When Jackie Benjamin gave birth to her first son 18 years ago, the last thing she expected was a descent into manic depression. “I felt elated and euphoric, and so keen to write down all the details of Alex’s birth I didn’t feel like sleeping,” says the Birmingham-based lawyer.
But gradually she became more and more fraught trying to breastfeed, while the lack of sleep made her “so tired, I thought I was going to die. No-one mentioned they thought I was going mad, but when a social worker called, I did wonder if they wanted to section me or take my child away.”
Benjamin is one of millions of women who have suffered postpartum psychosis — an extreme form of post-natal depression so severe it makes suicide a leading cause of maternal death in Britain, and has even led some women to kill their babies.

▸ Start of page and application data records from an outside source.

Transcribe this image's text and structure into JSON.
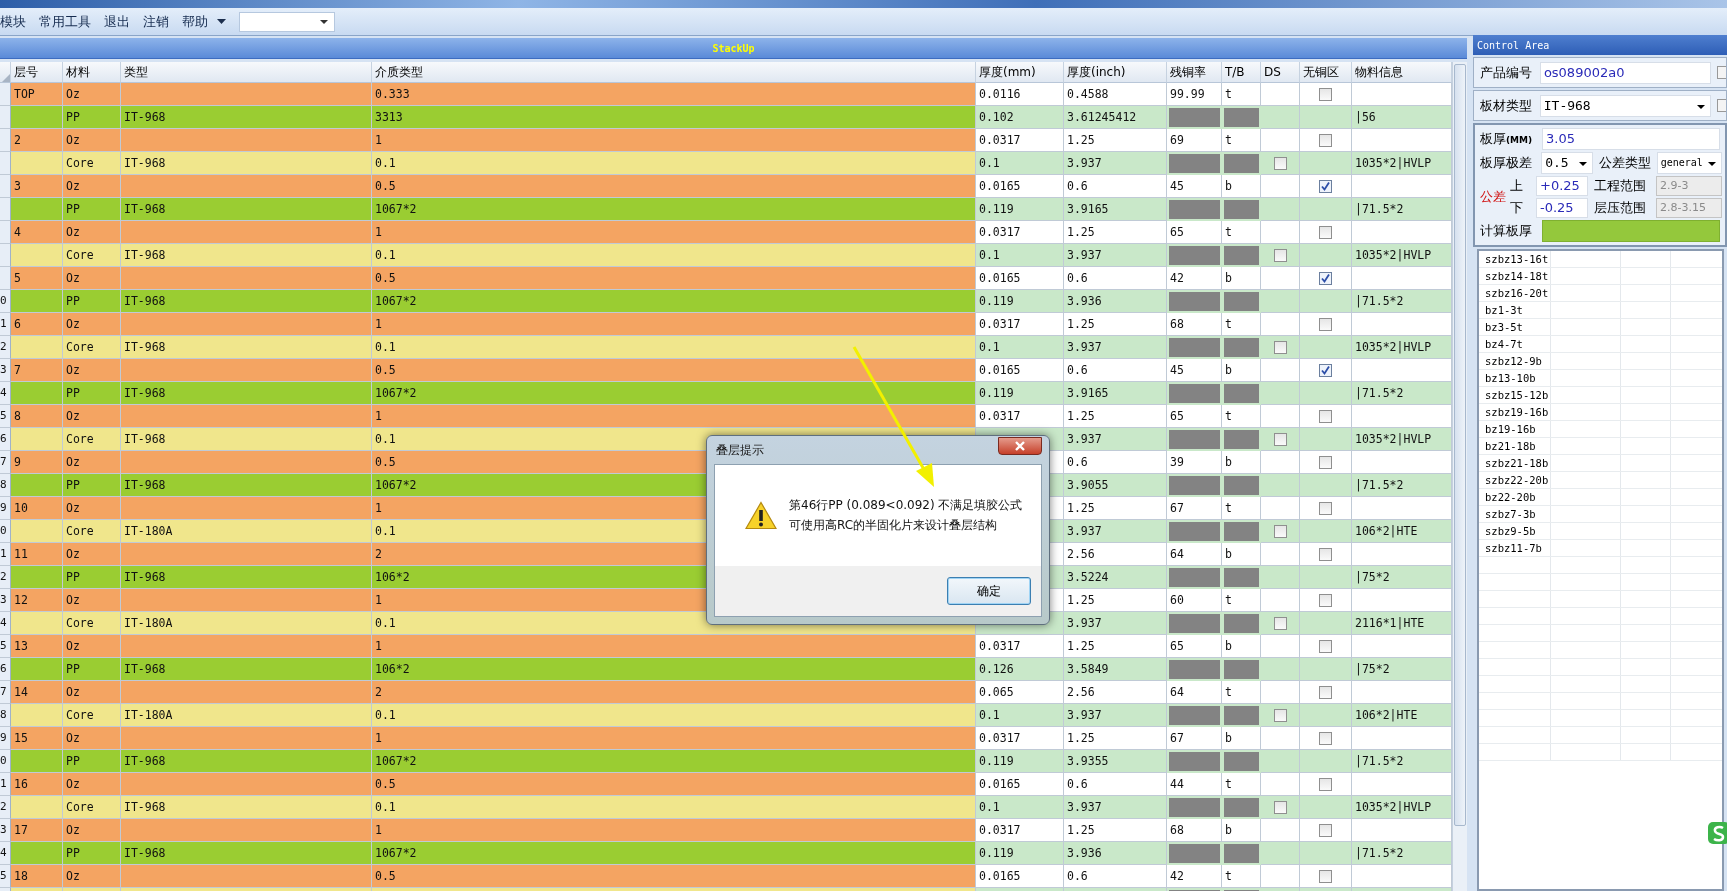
{
  "menu": [
    "模块",
    "常用工具",
    "退出",
    "注销",
    "帮助"
  ],
  "stackup": {
    "title": "StackUp"
  },
  "table": {
    "columns": [
      "层号",
      "材料",
      "类型",
      "介质类型",
      "厚度(mm)",
      "厚度(inch)",
      "残铜率",
      "T/B",
      "DS",
      "无铜区",
      "物料信息"
    ],
    "rows": [
      {
        "kind": "copper",
        "layer": "TOP",
        "material": "Oz",
        "dielectric": "0.333",
        "mm": "0.0116",
        "inch": "0.4588",
        "copper_rate": "99.99",
        "tb": "t",
        "no_copper": false
      },
      {
        "kind": "pp",
        "material": "PP",
        "type": "IT-968",
        "dielectric": "3313",
        "mm": "0.102",
        "inch": "3.61245412",
        "info": "|56"
      },
      {
        "kind": "copper",
        "layer": "2",
        "material": "Oz",
        "dielectric": "1",
        "mm": "0.0317",
        "inch": "1.25",
        "copper_rate": "69",
        "tb": "t",
        "no_copper": false
      },
      {
        "kind": "core",
        "material": "Core",
        "type": "IT-968",
        "dielectric": "0.1",
        "mm": "0.1",
        "inch": "3.937",
        "ds": false,
        "info": "1035*2|HVLP"
      },
      {
        "kind": "copper",
        "layer": "3",
        "material": "Oz",
        "dielectric": "0.5",
        "mm": "0.0165",
        "inch": "0.6",
        "copper_rate": "45",
        "tb": "b",
        "no_copper": true
      },
      {
        "kind": "pp",
        "material": "PP",
        "type": "IT-968",
        "dielectric": "1067*2",
        "mm": "0.119",
        "inch": "3.9165",
        "info": "|71.5*2"
      },
      {
        "kind": "copper",
        "layer": "4",
        "material": "Oz",
        "dielectric": "1",
        "mm": "0.0317",
        "inch": "1.25",
        "copper_rate": "65",
        "tb": "t",
        "no_copper": false
      },
      {
        "kind": "core",
        "material": "Core",
        "type": "IT-968",
        "dielectric": "0.1",
        "mm": "0.1",
        "inch": "3.937",
        "ds": false,
        "info": "1035*2|HVLP"
      },
      {
        "kind": "copper",
        "layer": "5",
        "material": "Oz",
        "dielectric": "0.5",
        "mm": "0.0165",
        "inch": "0.6",
        "copper_rate": "42",
        "tb": "b",
        "no_copper": true
      },
      {
        "kind": "pp",
        "row_marker": "0",
        "material": "PP",
        "type": "IT-968",
        "dielectric": "1067*2",
        "mm": "0.119",
        "inch": "3.936",
        "info": "|71.5*2"
      },
      {
        "kind": "copper",
        "row_marker": "1",
        "layer": "6",
        "material": "Oz",
        "dielectric": "1",
        "mm": "0.0317",
        "inch": "1.25",
        "copper_rate": "68",
        "tb": "t",
        "no_copper": false
      },
      {
        "kind": "core",
        "row_marker": "2",
        "material": "Core",
        "type": "IT-968",
        "dielectric": "0.1",
        "mm": "0.1",
        "inch": "3.937",
        "ds": false,
        "info": "1035*2|HVLP"
      },
      {
        "kind": "copper",
        "row_marker": "3",
        "layer": "7",
        "material": "Oz",
        "dielectric": "0.5",
        "mm": "0.0165",
        "inch": "0.6",
        "copper_rate": "45",
        "tb": "b",
        "no_copper": true
      },
      {
        "kind": "pp",
        "row_marker": "4",
        "material": "PP",
        "type": "IT-968",
        "dielectric": "1067*2",
        "mm": "0.119",
        "inch": "3.9165",
        "info": "|71.5*2"
      },
      {
        "kind": "copper",
        "row_marker": "5",
        "layer": "8",
        "material": "Oz",
        "dielectric": "1",
        "mm": "0.0317",
        "inch": "1.25",
        "copper_rate": "65",
        "tb": "t",
        "no_copper": false
      },
      {
        "kind": "core",
        "row_marker": "6",
        "material": "Core",
        "type": "IT-968",
        "dielectric": "0.1",
        "inch": "3.937",
        "ds": false,
        "info": "1035*2|HVLP"
      },
      {
        "kind": "copper",
        "row_marker": "7",
        "layer": "9",
        "material": "Oz",
        "dielectric": "0.5",
        "inch": "0.6",
        "copper_rate": "39",
        "tb": "b",
        "no_copper": false
      },
      {
        "kind": "pp",
        "row_marker": "8",
        "material": "PP",
        "type": "IT-968",
        "dielectric": "1067*2",
        "inch": "3.9055",
        "info": "|71.5*2"
      },
      {
        "kind": "copper",
        "row_marker": "9",
        "layer": "10",
        "material": "Oz",
        "dielectric": "1",
        "inch": "1.25",
        "copper_rate": "67",
        "tb": "t",
        "no_copper": false
      },
      {
        "kind": "core",
        "row_marker": "0",
        "material": "Core",
        "type": "IT-180A",
        "dielectric": "0.1",
        "inch": "3.937",
        "ds": false,
        "info": "106*2|HTE"
      },
      {
        "kind": "copper",
        "row_marker": "1",
        "layer": "11",
        "material": "Oz",
        "dielectric": "2",
        "inch": "2.56",
        "copper_rate": "64",
        "tb": "b",
        "no_copper": false
      },
      {
        "kind": "pp",
        "row_marker": "2",
        "material": "PP",
        "type": "IT-968",
        "dielectric": "106*2",
        "inch": "3.5224",
        "info": "|75*2"
      },
      {
        "kind": "copper",
        "row_marker": "3",
        "layer": "12",
        "material": "Oz",
        "dielectric": "1",
        "inch": "1.25",
        "copper_rate": "60",
        "tb": "t",
        "no_copper": false
      },
      {
        "kind": "core",
        "row_marker": "4",
        "material": "Core",
        "type": "IT-180A",
        "dielectric": "0.1",
        "inch": "3.937",
        "ds": false,
        "info": "2116*1|HTE"
      },
      {
        "kind": "copper",
        "row_marker": "5",
        "layer": "13",
        "material": "Oz",
        "dielectric": "1",
        "mm": "0.0317",
        "inch": "1.25",
        "copper_rate": "65",
        "tb": "b",
        "no_copper": false
      },
      {
        "kind": "pp",
        "row_marker": "6",
        "material": "PP",
        "type": "IT-968",
        "dielectric": "106*2",
        "mm": "0.126",
        "inch": "3.5849",
        "info": "|75*2"
      },
      {
        "kind": "copper",
        "row_marker": "7",
        "layer": "14",
        "material": "Oz",
        "dielectric": "2",
        "mm": "0.065",
        "inch": "2.56",
        "copper_rate": "64",
        "tb": "t",
        "no_copper": false
      },
      {
        "kind": "core",
        "row_marker": "8",
        "material": "Core",
        "type": "IT-180A",
        "dielectric": "0.1",
        "mm": "0.1",
        "inch": "3.937",
        "ds": false,
        "info": "106*2|HTE"
      },
      {
        "kind": "copper",
        "row_marker": "9",
        "layer": "15",
        "material": "Oz",
        "dielectric": "1",
        "mm": "0.0317",
        "inch": "1.25",
        "copper_rate": "67",
        "tb": "b",
        "no_copper": false
      },
      {
        "kind": "pp",
        "row_marker": "0",
        "material": "PP",
        "type": "IT-968",
        "dielectric": "1067*2",
        "mm": "0.119",
        "inch": "3.9355",
        "info": "|71.5*2"
      },
      {
        "kind": "copper",
        "row_marker": "1",
        "layer": "16",
        "material": "Oz",
        "dielectric": "0.5",
        "mm": "0.0165",
        "inch": "0.6",
        "copper_rate": "44",
        "tb": "t",
        "no_copper": false
      },
      {
        "kind": "core",
        "row_marker": "2",
        "material": "Core",
        "type": "IT-968",
        "dielectric": "0.1",
        "mm": "0.1",
        "inch": "3.937",
        "ds": false,
        "info": "1035*2|HVLP"
      },
      {
        "kind": "copper",
        "row_marker": "3",
        "layer": "17",
        "material": "Oz",
        "dielectric": "1",
        "mm": "0.0317",
        "inch": "1.25",
        "copper_rate": "68",
        "tb": "b",
        "no_copper": false
      },
      {
        "kind": "pp",
        "row_marker": "4",
        "material": "PP",
        "type": "IT-968",
        "dielectric": "1067*2",
        "mm": "0.119",
        "inch": "3.936",
        "info": "|71.5*2"
      },
      {
        "kind": "copper",
        "row_marker": "5",
        "layer": "18",
        "material": "Oz",
        "dielectric": "0.5",
        "mm": "0.0165",
        "inch": "0.6",
        "copper_rate": "42",
        "tb": "t",
        "no_copper": false
      },
      {
        "kind": "core"
      }
    ]
  },
  "control_area": {
    "title": "Control Area",
    "product_no": {
      "label": "产品编号",
      "value": "os089002a0",
      "checked": false
    },
    "board_material": {
      "label": "板材类型",
      "value": "IT-968",
      "checked": false
    },
    "thickness": {
      "label": "板厚",
      "unit": "(MM)",
      "value": "3.05"
    },
    "thickness_range": {
      "label": "板厚极差",
      "value": "0.5"
    },
    "tolerance_type": {
      "label": "公差类型",
      "value": "general"
    },
    "tolerance": {
      "label": "公差",
      "upper_label": "上",
      "upper": "+0.25",
      "lower_label": "下",
      "lower": "-0.25"
    },
    "eng_range": {
      "label": "工程范围",
      "value": "2.9-3",
      "disabled": true
    },
    "press_range": {
      "label": "层压范围",
      "value": "2.8-3.15",
      "disabled": true
    },
    "calc_thickness": {
      "label": "计算板厚"
    },
    "list": [
      "szbz13-16t",
      "szbz14-18t",
      "szbz16-20t",
      "bz1-3t",
      "bz3-5t",
      "bz4-7t",
      "szbz12-9b",
      "bz13-10b",
      "szbz15-12b",
      "szbz19-16b",
      "bz19-16b",
      "bz21-18b",
      "szbz21-18b",
      "szbz22-20b",
      "bz22-20b",
      "szbz7-3b",
      "szbz9-5b",
      "szbz11-7b"
    ]
  },
  "dialog": {
    "title": "叠层提示",
    "lines": [
      "第46行PP (0.089<0.092) 不满足填胶公式",
      "可使用高RC的半固化片来设计叠层结构"
    ],
    "ok": "确定"
  }
}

Yet in spite of the fact up to one in eight mothers needs medical treatment to deal with their frighteningly low mood after childbirth, many GPs still dismiss their symptoms as “the baby blues” — a deceptively benign term for a condition which can be fatal.
It is one reason Benjamin — who, after failing to obtain assistance from two GPs, saw a psychiatrist privately and was eventually hospitalised — co-founded Action for Postpartum Psychosis (APP) in 1995, to help fund research and make information available to other sufferers.

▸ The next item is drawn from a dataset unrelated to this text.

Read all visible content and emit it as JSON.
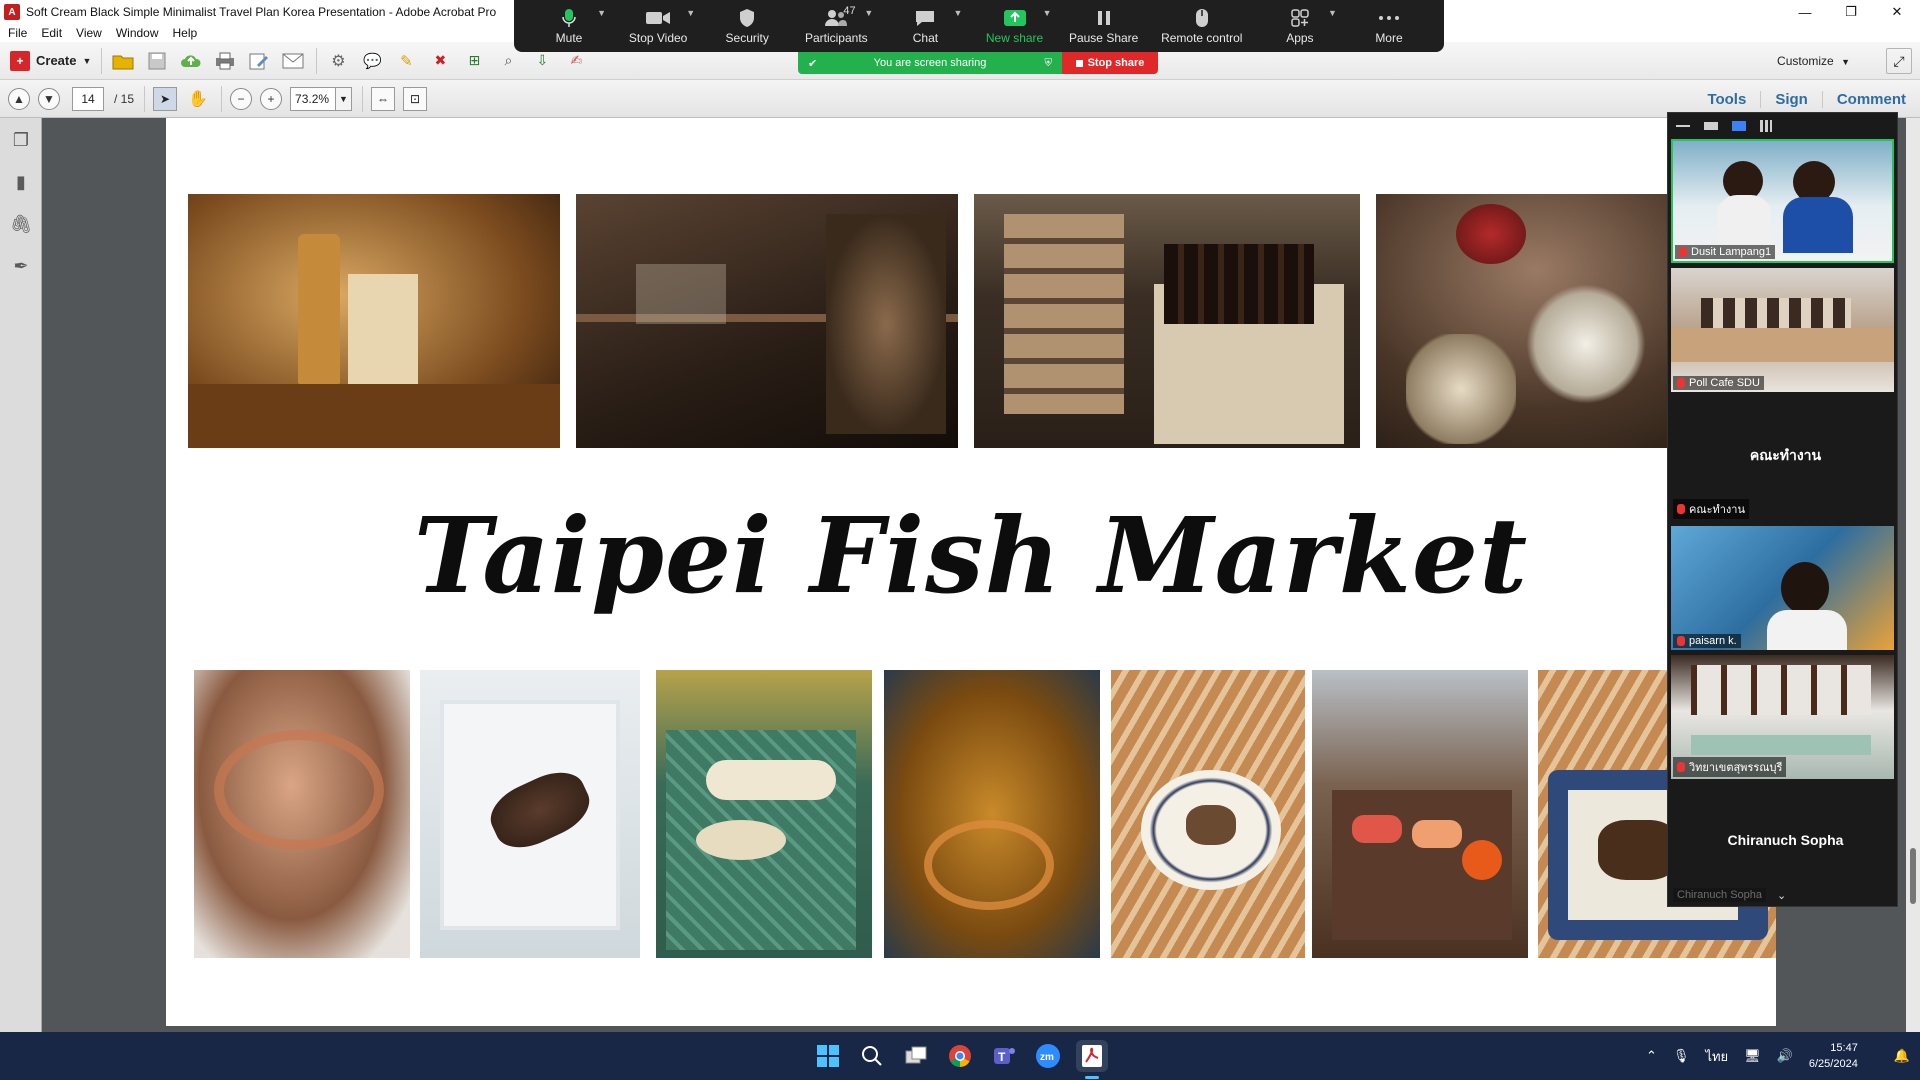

By then she had had a second son — and a recurrence of symptoms: “But having been told I had a one-in-five chance of that happening, I was able to get myself as much help as possible. I hired a maternity nurse to be in our home before the birth, and was monitored by a psychiatrist.” When symptoms kicked in following the birth of Archie, a two-month course of medication proved effective.
A key point not noted by Benjamin’s GPs was that her father had a history of recurrent depression — “though there had been nothing to indicate it was going to happen to me”.
Significantly, there was also a history of depression in the family of Jane Honikman, the founder of the California-based Post-Partum Support International.
Honikman’s own upsetting experience goes against the grain of all expectations of Jewish motherhood. “I went into denial during my first pregnancy, and so did my parents. I now believe what we call postpartum depression may actually kick in at the onset of pregnancy, especially where there is a family history.”
She is convinced of a hereditary link because she saw the pattern repeat itself through another generation.
That first baby was given up for adoption and never discussed for years afterwards. “I eventually tracked her down to Denmark, where I had been an exchange student at the time of the birth, and told my other two children all that had happened. I made it clear I would always be fully supportive if they were ever in the situation I had been in.
“But my second daughter went on to deny her own pregnancy until I found out when she was seven months along — and although I wanted to help her look after the baby, she gave her up for adoption. I felt bereaved all over again.”
PSI now has a UK branch which offers telephone support and other resources, but it was her GP’s support that Manchester mother Kate Lurie wanted when she suffered depression in her first pregnancy:
“It didn’t help that my doctor had told me I was making a mountain out of a molehill. I thought it would all be wonderful when the baby was born, but it wasn’t. Trying to breastfeed made things worse — it was so painful, even the smell of Maia coming near me made me feel sick.
“I just wanted to obliterate this whole part of my life, before which I had been so happy, so I did mean it when I said I wanted to die.”
Kate’s husband Michael felt the need to get heavily involved: “I was terrified I wouldn’t be able to stop her ending her life.
“We did get medical help, but it also took me convincing Kate she would have to fight to beat the monster.”
Michael wrote a book about the roller-coaster months before Kate’s recovery in the belief that men can help their partners more than they may realise when symptoms appear after, or even before, the baby is born:
“I wanted to send a positive message that however bad it gets, the future does not have to be all doom and gloom — though I’m furious it took Kate to feel suicidal to get the help she needed, when it was known she was prone to depression.”